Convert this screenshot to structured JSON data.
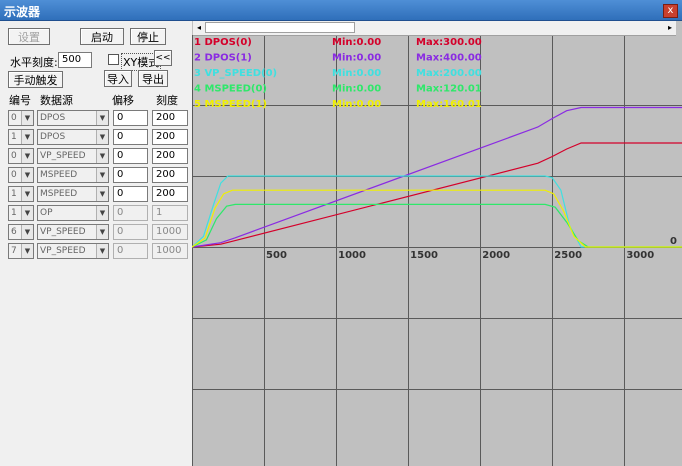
{
  "window": {
    "title": "示波器",
    "close": "x"
  },
  "controls": {
    "settings": "设置",
    "start": "启动",
    "stop": "停止",
    "hscale_label": "水平刻度:",
    "hscale_value": "500",
    "xy_mode": "XY模式",
    "xy_checked": false,
    "collapse": "<<",
    "manual_trigger": "手动触发",
    "import": "导入",
    "export": "导出"
  },
  "table": {
    "headers": [
      "编号",
      "数据源",
      "偏移",
      "刻度"
    ],
    "rows": [
      {
        "num": "0",
        "source": "DPOS",
        "offset": "0",
        "scale": "200",
        "enabled": true
      },
      {
        "num": "1",
        "source": "DPOS",
        "offset": "0",
        "scale": "200",
        "enabled": true
      },
      {
        "num": "0",
        "source": "VP_SPEED",
        "offset": "0",
        "scale": "200",
        "enabled": true
      },
      {
        "num": "0",
        "source": "MSPEED",
        "offset": "0",
        "scale": "200",
        "enabled": true
      },
      {
        "num": "1",
        "source": "MSPEED",
        "offset": "0",
        "scale": "200",
        "enabled": true
      },
      {
        "num": "1",
        "source": "OP",
        "offset": "0",
        "scale": "1",
        "enabled": false
      },
      {
        "num": "6",
        "source": "VP_SPEED",
        "offset": "0",
        "scale": "1000",
        "enabled": false
      },
      {
        "num": "7",
        "source": "VP_SPEED",
        "offset": "0",
        "scale": "1000",
        "enabled": false
      }
    ]
  },
  "scope": {
    "scroll_left": "◂",
    "scroll_right": "▸",
    "legend": [
      {
        "name": "1 DPOS(0)",
        "min": "Min:0.00",
        "max": "Max:300.00",
        "color": "#d4002a"
      },
      {
        "name": "2 DPOS(1)",
        "min": "Min:0.00",
        "max": "Max:400.00",
        "color": "#8a2be2"
      },
      {
        "name": "3 VP_SPEED(0)",
        "min": "Min:0.00",
        "max": "Max:200.00",
        "color": "#3fe0e0"
      },
      {
        "name": "4 MSPEED(0)",
        "min": "Min:0.00",
        "max": "Max:120.01",
        "color": "#2ee86a"
      },
      {
        "name": "5 MSPEED(1)",
        "min": "Min:0.00",
        "max": "Max:160.01",
        "color": "#f0f000"
      }
    ],
    "x_ticks": [
      "500",
      "1000",
      "1500",
      "2000",
      "2500",
      "3000"
    ],
    "zero_label": "0"
  },
  "chart_data": {
    "type": "line",
    "xlim": [
      0,
      3400
    ],
    "ylim": [
      -400,
      400
    ],
    "x_ticks": [
      500,
      1000,
      1500,
      2000,
      2500,
      3000
    ],
    "grid": true,
    "series": [
      {
        "name": "1 DPOS(0)",
        "color": "#d4002a",
        "x": [
          0,
          200,
          300,
          2400,
          2500,
          2600,
          2700,
          3400
        ],
        "y": [
          0,
          8,
          18,
          236,
          255,
          276,
          293,
          293
        ]
      },
      {
        "name": "2 DPOS(1)",
        "color": "#8a2be2",
        "x": [
          0,
          200,
          300,
          2400,
          2500,
          2600,
          2700,
          3400
        ],
        "y": [
          0,
          12,
          26,
          338,
          362,
          384,
          393,
          393
        ]
      },
      {
        "name": "3 VP_SPEED(0)",
        "color": "#3fe0e0",
        "x": [
          0,
          80,
          150,
          200,
          250,
          2450,
          2500,
          2560,
          2620,
          2700,
          3400
        ],
        "y": [
          0,
          30,
          120,
          180,
          200,
          200,
          195,
          160,
          60,
          0,
          0
        ]
      },
      {
        "name": "4 MSPEED(0)",
        "color": "#2ee86a",
        "x": [
          0,
          100,
          170,
          240,
          300,
          2450,
          2520,
          2600,
          2680,
          2750,
          3400
        ],
        "y": [
          0,
          20,
          80,
          115,
          120,
          120,
          112,
          70,
          18,
          0,
          0
        ]
      },
      {
        "name": "5 MSPEED(1)",
        "color": "#f0f000",
        "x": [
          0,
          90,
          160,
          220,
          280,
          2450,
          2510,
          2580,
          2650,
          2730,
          3400
        ],
        "y": [
          0,
          25,
          110,
          150,
          160,
          160,
          150,
          100,
          30,
          0,
          0
        ]
      }
    ]
  }
}
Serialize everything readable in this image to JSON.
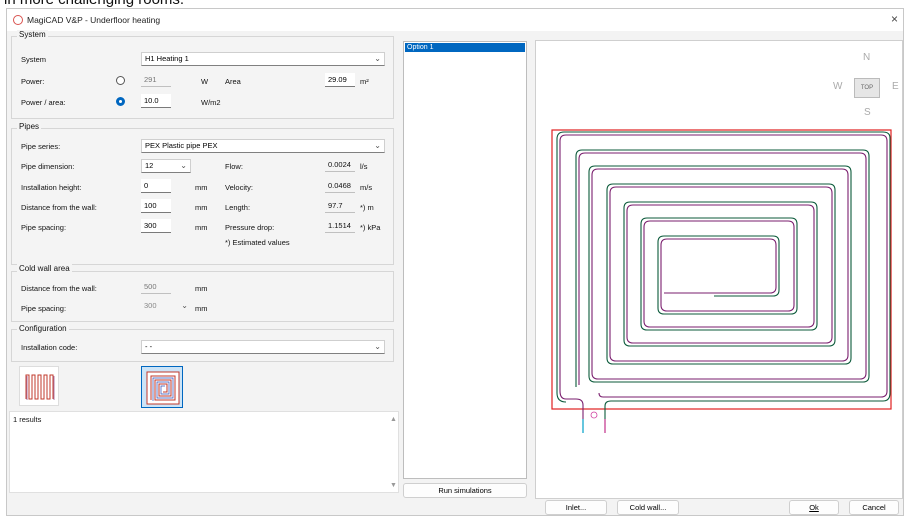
{
  "caption": "in more challenging rooms.",
  "window": {
    "title": "MagiCAD V&P - Underfloor heating",
    "close_glyph": "×"
  },
  "system_group": {
    "title": "System",
    "system_label": "System",
    "system_value": "H1    Heating 1",
    "power_label": "Power:",
    "power_value": "291",
    "power_unit": "W",
    "area_label": "Area",
    "area_value": "29.09",
    "area_unit": "m²",
    "power_area_label": "Power / area:",
    "power_area_value": "10.0",
    "power_area_unit": "W/m2"
  },
  "pipes_group": {
    "title": "Pipes",
    "series_label": "Pipe series:",
    "series_value": "PEX          Plastic pipe PEX",
    "dimension_label": "Pipe dimension:",
    "dimension_value": "12",
    "flow_label": "Flow:",
    "flow_value": "0.0024",
    "flow_unit": "l/s",
    "height_label": "Installation height:",
    "height_value": "0",
    "height_unit": "mm",
    "velocity_label": "Velocity:",
    "velocity_value": "0.0468",
    "velocity_unit": "m/s",
    "distance_label": "Distance from the wall:",
    "distance_value": "100",
    "distance_unit": "mm",
    "length_label": "Length:",
    "length_value": "97.7",
    "length_unit": "*)  m",
    "spacing_label": "Pipe spacing:",
    "spacing_value": "300",
    "spacing_unit": "mm",
    "pressure_label": "Pressure drop:",
    "pressure_value": "1.1514",
    "pressure_unit": "*)  kPa",
    "note": "*)  Estimated values"
  },
  "cold_group": {
    "title": "Cold wall area",
    "distance_label": "Distance from the wall:",
    "distance_value": "500",
    "distance_unit": "mm",
    "spacing_label": "Pipe spacing:",
    "spacing_value": "300",
    "spacing_unit": "mm"
  },
  "config_group": {
    "title": "Configuration",
    "code_label": "Installation code:",
    "code_value": "- -"
  },
  "results": {
    "text": "1 results"
  },
  "options": {
    "items": [
      "Option 1"
    ]
  },
  "buttons": {
    "run": "Run simulations",
    "inlet": "Inlet...",
    "cold_wall": "Cold wall...",
    "ok": "Ok",
    "cancel": "Cancel"
  },
  "compass": {
    "n": "N",
    "s": "S",
    "e": "E",
    "w": "W",
    "top": "TOP"
  },
  "colors": {
    "accent": "#0067c0",
    "room_border": "#e02020",
    "pipe_supply": "#7a1e6e",
    "pipe_return": "#0b5a3a",
    "title_icon": "#d9534f"
  }
}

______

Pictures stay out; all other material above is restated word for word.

ANSWER SECTION:
Convert this screenshot to structured JSON data.
{
  "window": {
    "title": "示波器",
    "close": "x"
  },
  "controls": {
    "settings": "设置",
    "start": "启动",
    "stop": "停止",
    "hscale_label": "水平刻度:",
    "hscale_value": "500",
    "xy_mode": "XY模式",
    "xy_checked": false,
    "collapse": "<<",
    "manual_trigger": "手动触发",
    "import": "导入",
    "export": "导出"
  },
  "table": {
    "headers": [
      "编号",
      "数据源",
      "偏移",
      "刻度"
    ],
    "rows": [
      {
        "num": "0",
        "source": "DPOS",
        "offset": "0",
        "scale": "200",
        "enabled": true
      },
      {
        "num": "1",
        "source": "DPOS",
        "offset": "0",
        "scale": "200",
        "enabled": true
      },
      {
        "num": "0",
        "source": "VP_SPEED",
        "offset": "0",
        "scale": "200",
        "enabled": true
      },
      {
        "num": "0",
        "source": "MSPEED",
        "offset": "0",
        "scale": "200",
        "enabled": true
      },
      {
        "num": "1",
        "source": "MSPEED",
        "offset": "0",
        "scale": "200",
        "enabled": true
      },
      {
        "num": "1",
        "source": "OP",
        "offset": "0",
        "scale": "1",
        "enabled": false
      },
      {
        "num": "6",
        "source": "VP_SPEED",
        "offset": "0",
        "scale": "1000",
        "enabled": false
      },
      {
        "num": "7",
        "source": "VP_SPEED",
        "offset": "0",
        "scale": "1000",
        "enabled": false
      }
    ]
  },
  "scope": {
    "scroll_left": "◂",
    "scroll_right": "▸",
    "legend": [
      {
        "name": "1 DPOS(0)",
        "min": "Min:0.00",
        "max": "Max:300.00",
        "color": "#d4002a"
      },
      {
        "name": "2 DPOS(1)",
        "min": "Min:0.00",
        "max": "Max:400.00",
        "color": "#8a2be2"
      },
      {
        "name": "3 VP_SPEED(0)",
        "min": "Min:0.00",
        "max": "Max:200.00",
        "color": "#3fe0e0"
      },
      {
        "name": "4 MSPEED(0)",
        "min": "Min:0.00",
        "max": "Max:120.01",
        "color": "#2ee86a"
      },
      {
        "name": "5 MSPEED(1)",
        "min": "Min:0.00",
        "max": "Max:160.01",
        "color": "#f0f000"
      }
    ],
    "x_ticks": [
      "500",
      "1000",
      "1500",
      "2000",
      "2500",
      "3000"
    ],
    "zero_label": "0"
  },
  "chart_data": {
    "type": "line",
    "xlim": [
      0,
      3400
    ],
    "ylim": [
      -400,
      400
    ],
    "x_ticks": [
      500,
      1000,
      1500,
      2000,
      2500,
      3000
    ],
    "grid": true,
    "series": [
      {
        "name": "1 DPOS(0)",
        "color": "#d4002a",
        "x": [
          0,
          200,
          300,
          2400,
          2500,
          2600,
          2700,
          3400
        ],
        "y": [
          0,
          8,
          18,
          236,
          255,
          276,
          293,
          293
        ]
      },
      {
        "name": "2 DPOS(1)",
        "color": "#8a2be2",
        "x": [
          0,
          200,
          300,
          2400,
          2500,
          2600,
          2700,
          3400
        ],
        "y": [
          0,
          12,
          26,
          338,
          362,
          384,
          393,
          393
        ]
      },
      {
        "name": "3 VP_SPEED(0)",
        "color": "#3fe0e0",
        "x": [
          0,
          80,
          150,
          200,
          250,
          2450,
          2500,
          2560,
          2620,
          2700,
          3400
        ],
        "y": [
          0,
          30,
          120,
          180,
          200,
          200,
          195,
          160,
          60,
          0,
          0
        ]
      },
      {
        "name": "4 MSPEED(0)",
        "color": "#2ee86a",
        "x": [
          0,
          100,
          170,
          240,
          300,
          2450,
          2520,
          2600,
          2680,
          2750,
          3400
        ],
        "y": [
          0,
          20,
          80,
          115,
          120,
          120,
          112,
          70,
          18,
          0,
          0
        ]
      },
      {
        "name": "5 MSPEED(1)",
        "color": "#f0f000",
        "x": [
          0,
          90,
          160,
          220,
          280,
          2450,
          2510,
          2580,
          2650,
          2730,
          3400
        ],
        "y": [
          0,
          25,
          110,
          150,
          160,
          160,
          150,
          100,
          30,
          0,
          0
        ]
      }
    ]
  }
}
Serialize everything readable in this image to JSON.
{
  "caption": "in more challenging rooms.",
  "window": {
    "title": "MagiCAD V&P - Underfloor heating",
    "close_glyph": "×"
  },
  "system_group": {
    "title": "System",
    "system_label": "System",
    "system_value": "H1    Heating 1",
    "power_label": "Power:",
    "power_value": "291",
    "power_unit": "W",
    "area_label": "Area",
    "area_value": "29.09",
    "area_unit": "m²",
    "power_area_label": "Power / area:",
    "power_area_value": "10.0",
    "power_area_unit": "W/m2"
  },
  "pipes_group": {
    "title": "Pipes",
    "series_label": "Pipe series:",
    "series_value": "PEX          Plastic pipe PEX",
    "dimension_label": "Pipe dimension:",
    "dimension_value": "12",
    "flow_label": "Flow:",
    "flow_value": "0.0024",
    "flow_unit": "l/s",
    "height_label": "Installation height:",
    "height_value": "0",
    "height_unit": "mm",
    "velocity_label": "Velocity:",
    "velocity_value": "0.0468",
    "velocity_unit": "m/s",
    "distance_label": "Distance from the wall:",
    "distance_value": "100",
    "distance_unit": "mm",
    "length_label": "Length:",
    "length_value": "97.7",
    "length_unit": "*)  m",
    "spacing_label": "Pipe spacing:",
    "spacing_value": "300",
    "spacing_unit": "mm",
    "pressure_label": "Pressure drop:",
    "pressure_value": "1.1514",
    "pressure_unit": "*)  kPa",
    "note": "*)  Estimated values"
  },
  "cold_group": {
    "title": "Cold wall area",
    "distance_label": "Distance from the wall:",
    "distance_value": "500",
    "distance_unit": "mm",
    "spacing_label": "Pipe spacing:",
    "spacing_value": "300",
    "spacing_unit": "mm"
  },
  "config_group": {
    "title": "Configuration",
    "code_label": "Installation code:",
    "code_value": "- -"
  },
  "results": {
    "text": "1 results"
  },
  "options": {
    "items": [
      "Option 1"
    ]
  },
  "buttons": {
    "run": "Run simulations",
    "inlet": "Inlet...",
    "cold_wall": "Cold wall...",
    "ok": "Ok",
    "cancel": "Cancel"
  },
  "compass": {
    "n": "N",
    "s": "S",
    "e": "E",
    "w": "W",
    "top": "TOP"
  },
  "colors": {
    "accent": "#0067c0",
    "room_border": "#e02020",
    "pipe_supply": "#7a1e6e",
    "pipe_return": "#0b5a3a",
    "title_icon": "#d9534f"
  }
}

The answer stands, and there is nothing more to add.